You instinctually avoid not only what causes fear, but also fear itself. It is only natural to not want to experience an unpleasant feeling.
When fear follows you
The cause of the fear can be gone, but the feeling can remain. When you still feel fear when there is no present danger-fear has you. Your body and mind are at the effect of the fear cycle.
Post-Traumatic Stress Disorder (PTSD) is just that, the psycho-physical experience of trauma when there is no trauma occurring. How is it possible that the crisis can be gone and you are still in it, still feeling the fear?
You feel it later because you couldn’t fully feel it and release it when if first occurred. A soldier who is under constant attack or threat of it can’t relax because lives are at risk. By not allowing the body/mind to cycle through the complete experience of fear, the experience and its fear lingers.
To the extent you don’t experience a trauma, that experience leaves its charge. Literally, you don’t get to exhale fully-you are holding your breath. You are waiting to exhale. After a while, this holding becomes the norm, even when you’re not under stress. You have created a self-perpetuating behavior pattern around even the littlest fear.
So what do you do?
You breathe. By breathing and feeling what is happening as it happens, your body/mind releases the trauma and fear as it occurs. Yes, it may be more intense in the moment, scarier. You may even sweat, shake and feel frightened but you will live.
When the fear is subtle, let your body or your emotions clue you into that you are panicking, even subtly. Your sign could be when you catch yourself holding your breath or tightening your shoulders. Once you notice the fear-feel the fear. You’ll get a rush not much different than the rush of excitement. Let it happen, let it travel through your body. Don’t label it fear, feel it as a rush. Once it completes the process on its own terms, you’ll relax. In a small way, you’ll come down just as you did when you were really frightened but survived and then started shaking as your body went through its natural recovery phase.
What do you get?
Beyond the free rush, the fear you released is fear that will not be stored in your body. It is fear that will not continue to plague you.
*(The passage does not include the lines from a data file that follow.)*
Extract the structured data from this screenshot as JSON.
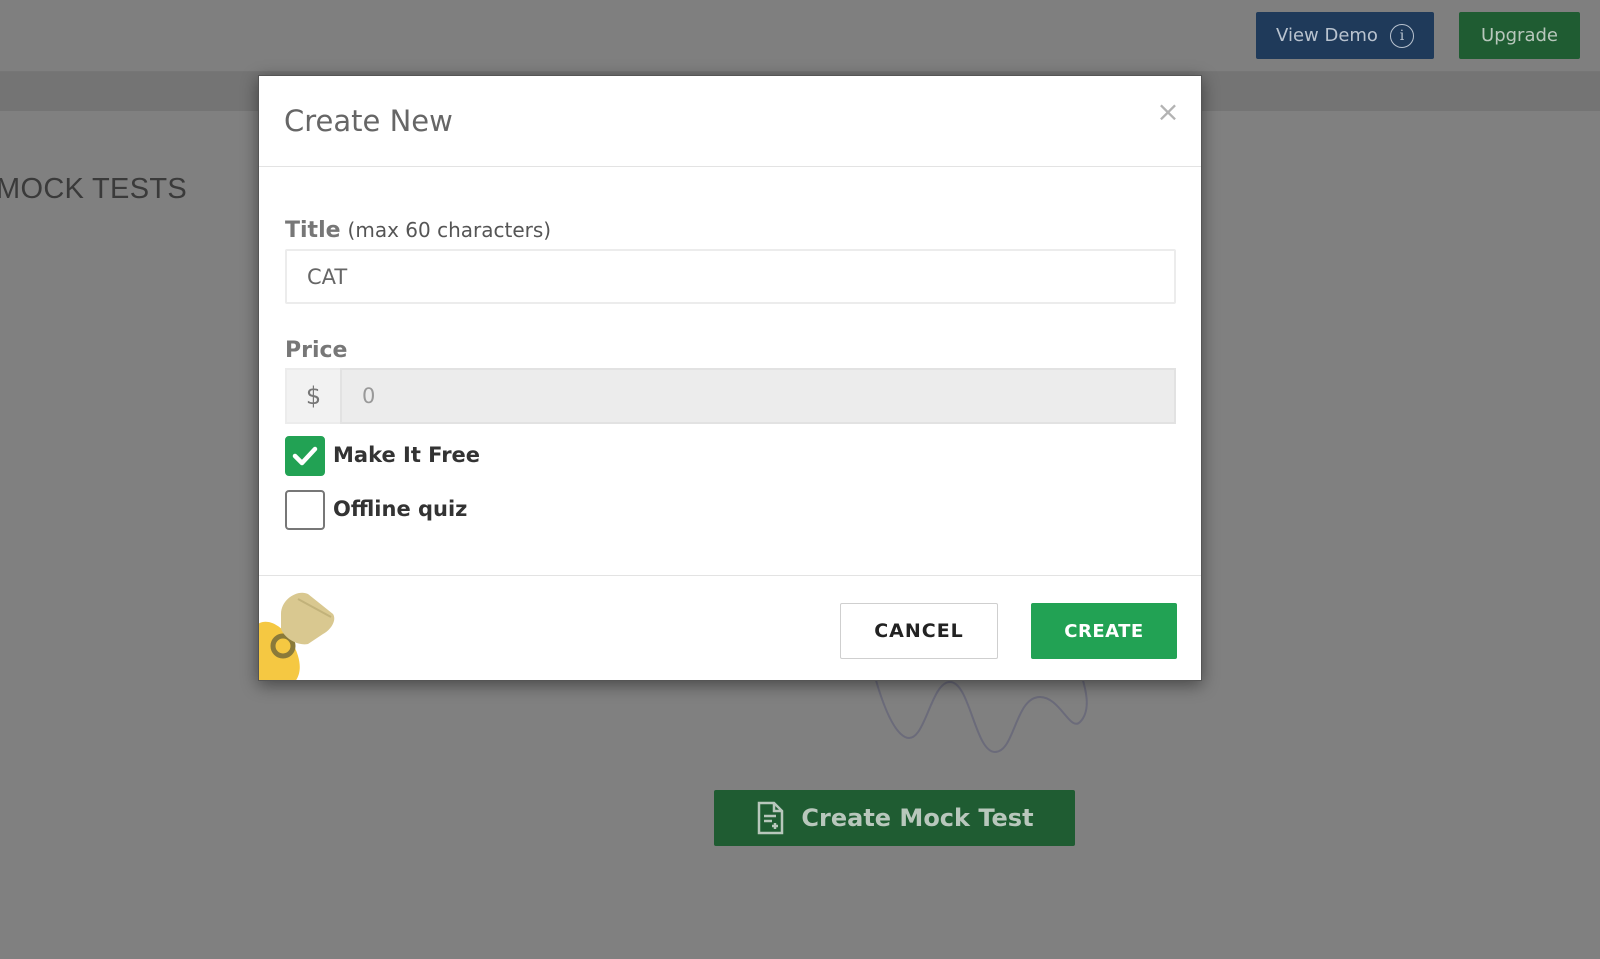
{
  "header": {
    "view_demo_label": "View Demo",
    "view_demo_icon": "info-icon",
    "upgrade_label": "Upgrade"
  },
  "page": {
    "section_title": "MOCK TESTS",
    "create_mock_test_label": "Create Mock Test",
    "create_mock_test_icon": "document-plus-icon"
  },
  "modal": {
    "title": "Create New",
    "close_icon": "close-icon",
    "close_glyph": "×",
    "title_field": {
      "label": "Title",
      "hint": "(max 60 characters)",
      "value": "CAT"
    },
    "price_field": {
      "label": "Price",
      "currency_symbol": "$",
      "value": "0",
      "disabled": true
    },
    "checkboxes": [
      {
        "label": "Make It Free",
        "checked": true
      },
      {
        "label": "Offline quiz",
        "checked": false
      }
    ],
    "cancel_label": "CANCEL",
    "create_label": "CREATE"
  },
  "colors": {
    "primary_green": "#22a254",
    "demo_blue": "#1f3a5a",
    "overlay_gray": "#808080"
  }
}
You are set free of that piece of fear.
By engaging in this act, you release a little of the old fear buried in your body/mind. You’re also training your body and your unconscious mind to move toward fear so you can experience and release it. For more than 30 years, I’ve trained thousands of clients and students to do this simple act. For some, it transformed their lives. Practicing this act of mindfulness with the acceptance of your fear heals your body/mind. It can release old trauma, which allows your body and emotions to relax and thereby heal.
Henrik Edberg’s blog post about moving towards fear leads with Nelson Mandela’s quote, “I learned that courage was not the absence of fear, but the triumph over it. The brave man is not he who does not feel afraid, but he who conquers that fear.” Both Edberg and Mandela are correct-power comes from moving into fear. I would add that beyond and sometimes instead of using, self-talk or rationalizations for full empowerment, you need to KNOW FEAR through experiencing it.
Allow fear to be your teacher. She will teach more than any set of books.